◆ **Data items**
________________
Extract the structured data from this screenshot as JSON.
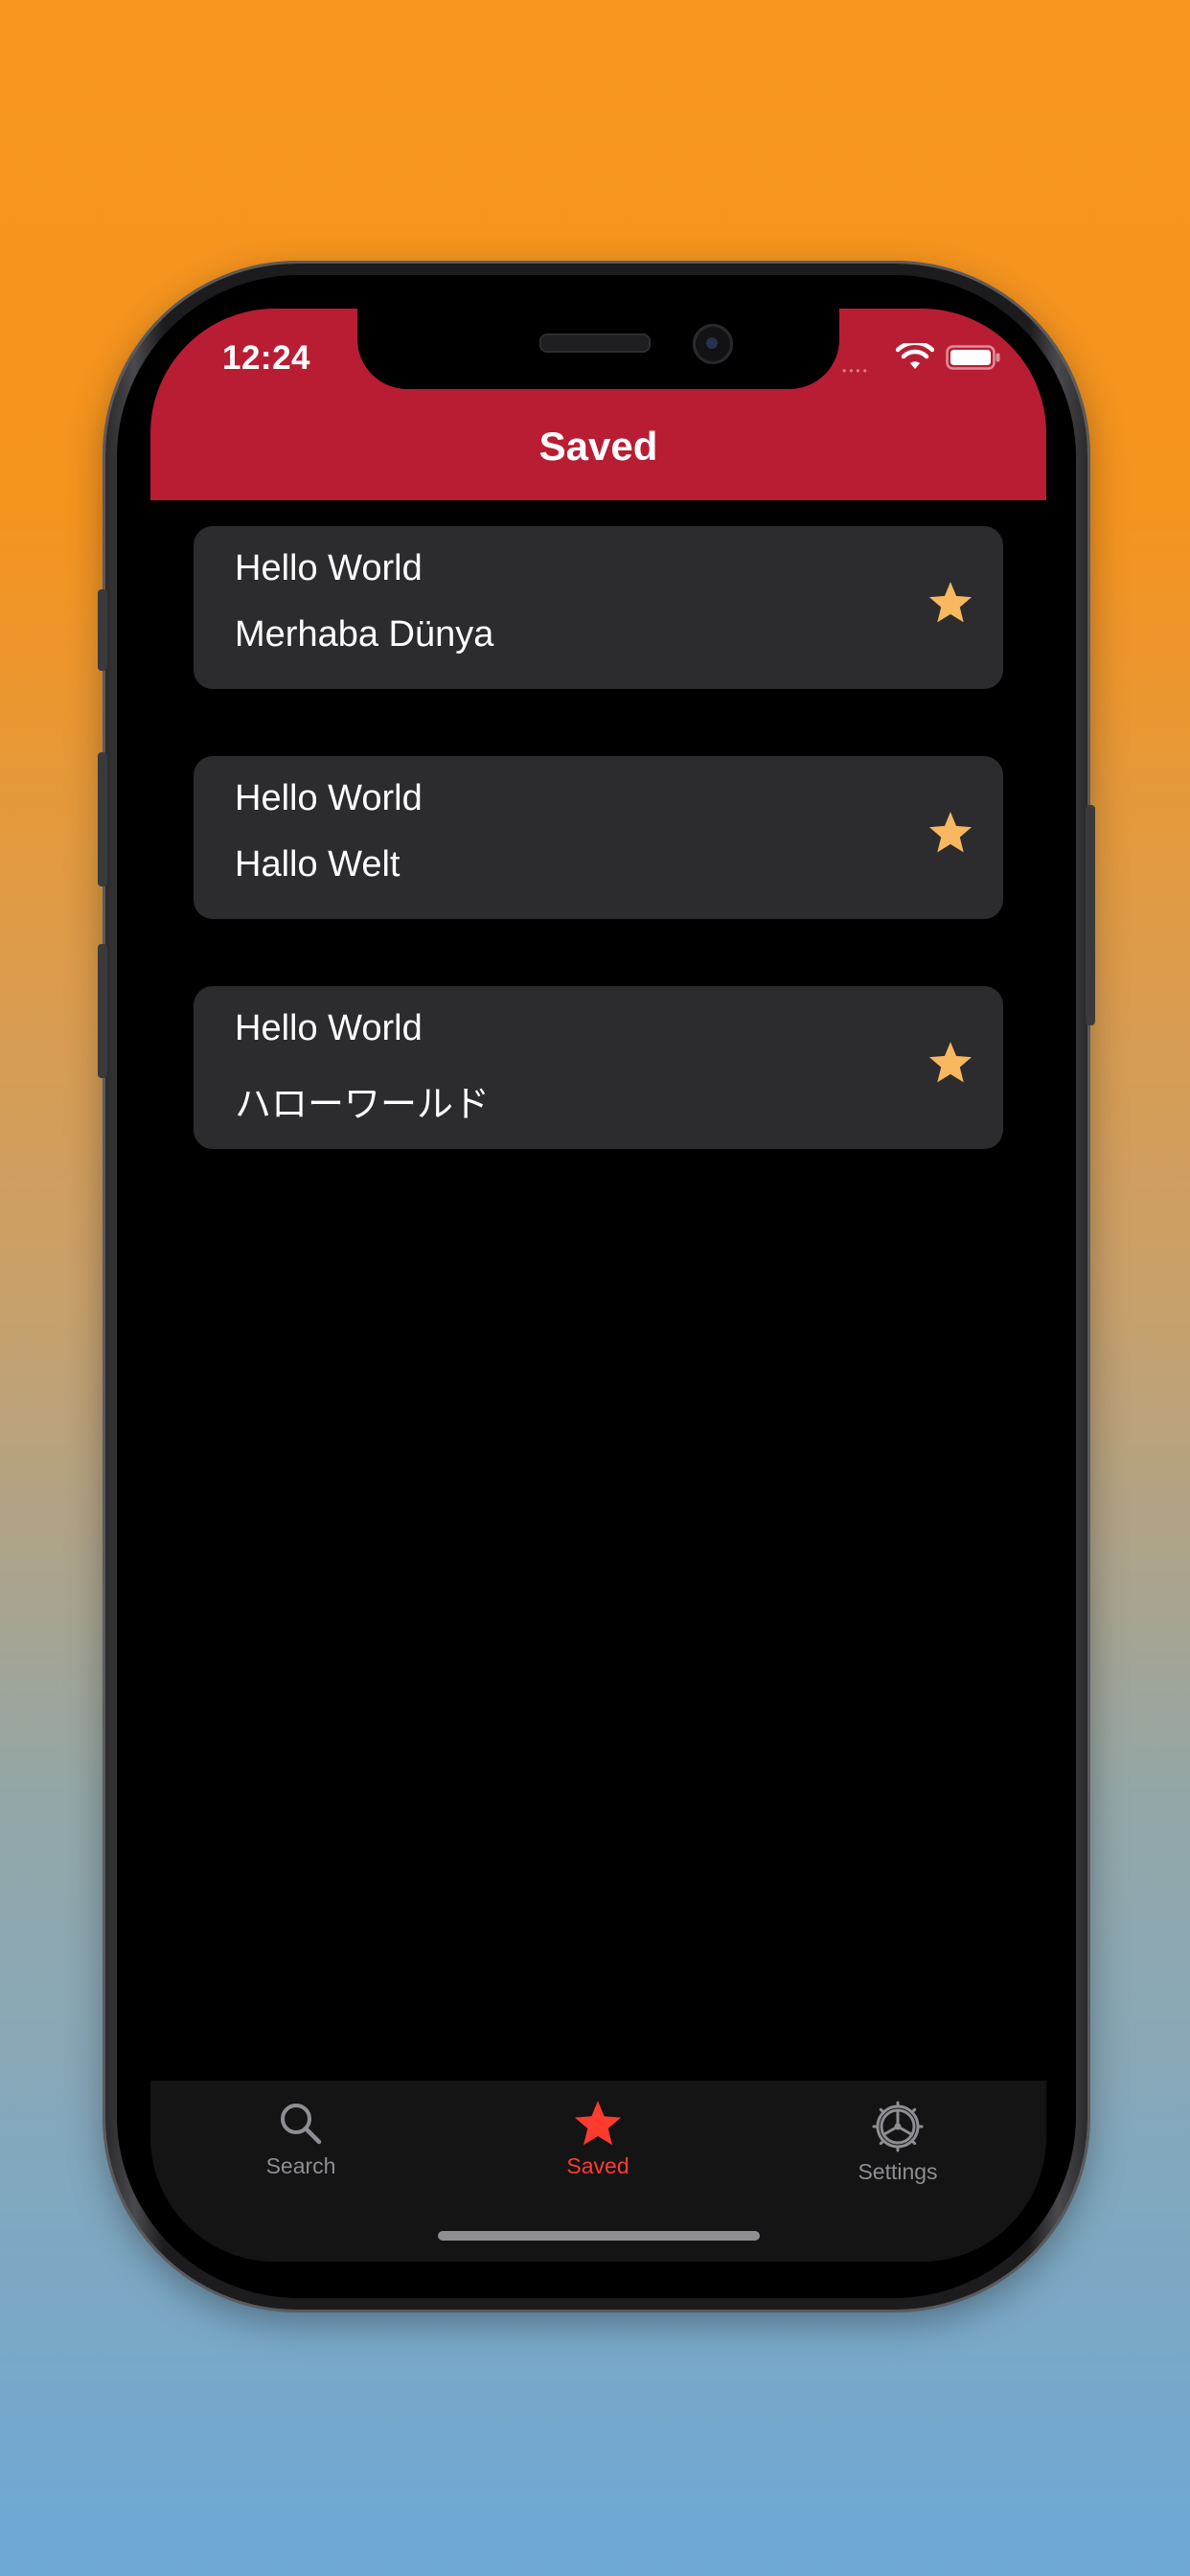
{
  "status_bar": {
    "time": "12:24",
    "signal_dots": "••••",
    "icons": [
      "wifi-icon",
      "battery-icon"
    ]
  },
  "nav": {
    "title": "Saved"
  },
  "saved_items": [
    {
      "source": "Hello World",
      "translation": "Merhaba Dünya",
      "icon": "star-icon"
    },
    {
      "source": "Hello World",
      "translation": "Hallo Welt",
      "icon": "star-icon"
    },
    {
      "source": "Hello World",
      "translation": "ハローワールド",
      "icon": "star-icon"
    }
  ],
  "tabbar": {
    "tabs": [
      {
        "label": "Search",
        "icon": "magnifier-icon",
        "active": false
      },
      {
        "label": "Saved",
        "icon": "star-icon",
        "active": true
      },
      {
        "label": "Settings",
        "icon": "gear-icon",
        "active": false
      }
    ]
  },
  "colors": {
    "nav_background": "#b91d33",
    "screen_background": "#000000",
    "card_background": "#2c2c2e",
    "star": "#f7b860",
    "tab_active": "#ff3b30",
    "tab_inactive": "#8e8e93",
    "tabbar_background": "#141414"
  }
}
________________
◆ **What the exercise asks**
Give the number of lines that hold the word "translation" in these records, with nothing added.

◆ **Result**
3